Moreover, SLPs can also help patients improve their executive functions. These are higher-order cognitive skills involved in planning, organizing, problem-solving, and decision-making. For example, an SLP might work with a patient on strategies to plan and organize their day, manage their time, or solve everyday problems.

It’s worth noting that like other aspects of CRT, speech-language therapy should also be personalized. This implies that the therapy should be tailored to the patient’s unique needs, abilities, and goals. For instance, a businessperson might need help with public speaking and strategic thinking, while a painter might need assistance with visual perception and hand-eye coordination.

The Long-Term Benefits of Cognitive Rehabilitation Therapy

The primary goal of cognitive rehabilitation therapy is to help patients regain their cognitive abilities after a traumatic brain injury. But the benefits of CRT go beyond just cognitive improvement.

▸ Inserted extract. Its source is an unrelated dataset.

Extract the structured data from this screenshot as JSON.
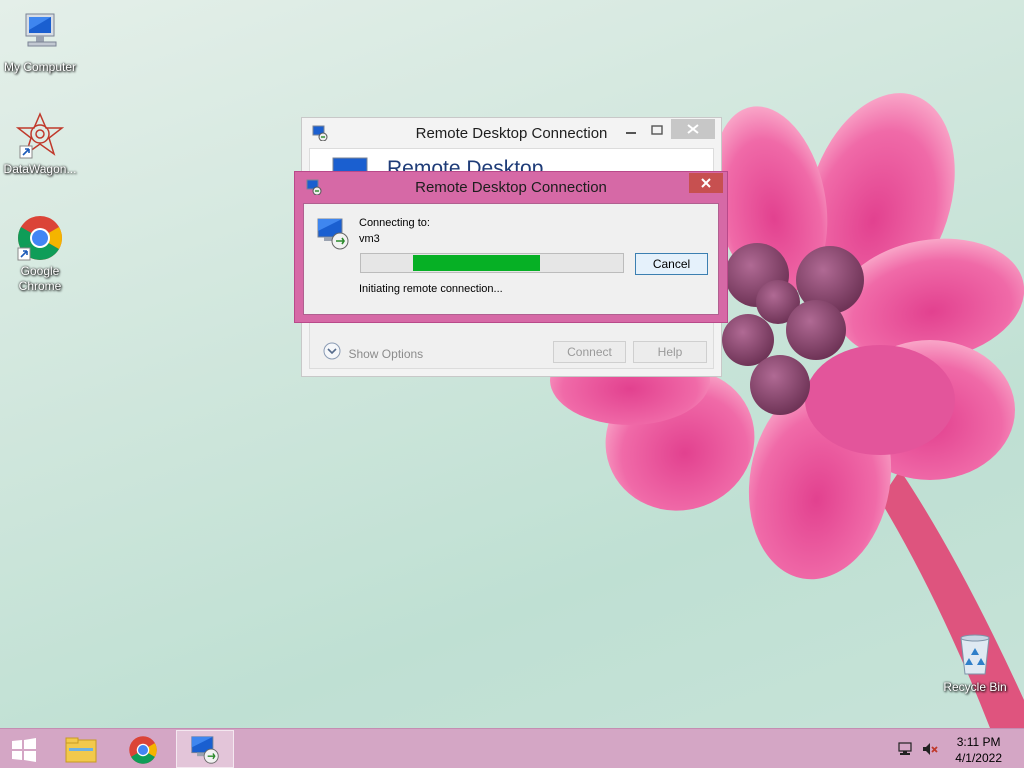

The long-term benefits of CRT have been supported by numerous studies indexed on platforms like Google Scholar and Pubmed. These benefits include improved quality of life, increased independence, and better social and occupational functioning.

Firstly, by improving cognitive functions, CRT can enhance a patient’s ability to perform daily activities, thereby improving their independence. This is particularly important for patients with moderate to severe impairments who might struggle with basic tasks like cooking, shopping, or managing finances.

Secondly, CRT can also positively impact psychological well-being. TBI often leads to emotional difficulties and depression. By improving cognitive abilities and independence, CRT can help boost self-esteem and reduce symptoms of depression.

Lastly, CRT can also improve social and occupational functioning. For example, speech-language therapy can enhance communication skills, enabling patients to interact more effectively with others. Similarly, executive function training can improve problem-solving and decision-making skills, which are vital in the workplace.

Conclusion

In conclusion, cognitive rehabilitation therapy provides a holistic approach to treating cognitive impairments after a traumatic brain injury. By incorporating evidence-based techniques, personalizing therapy, and utilizing technology, CRT can greatly improve a patient’s cognitive abilities. Furthermore, the benefits of therapy extend into the long term, enhancing independence, psychological well-being, and social and occupational functioning. Altogether, CRT can significantly improve the quality of life for TBI patients, reaffirming its importance in the recovery process post-injury. Through continuous research and practical implementation, we can hope to further refine and maximize the effectiveness of cognitive rehabilitation therapy in the future.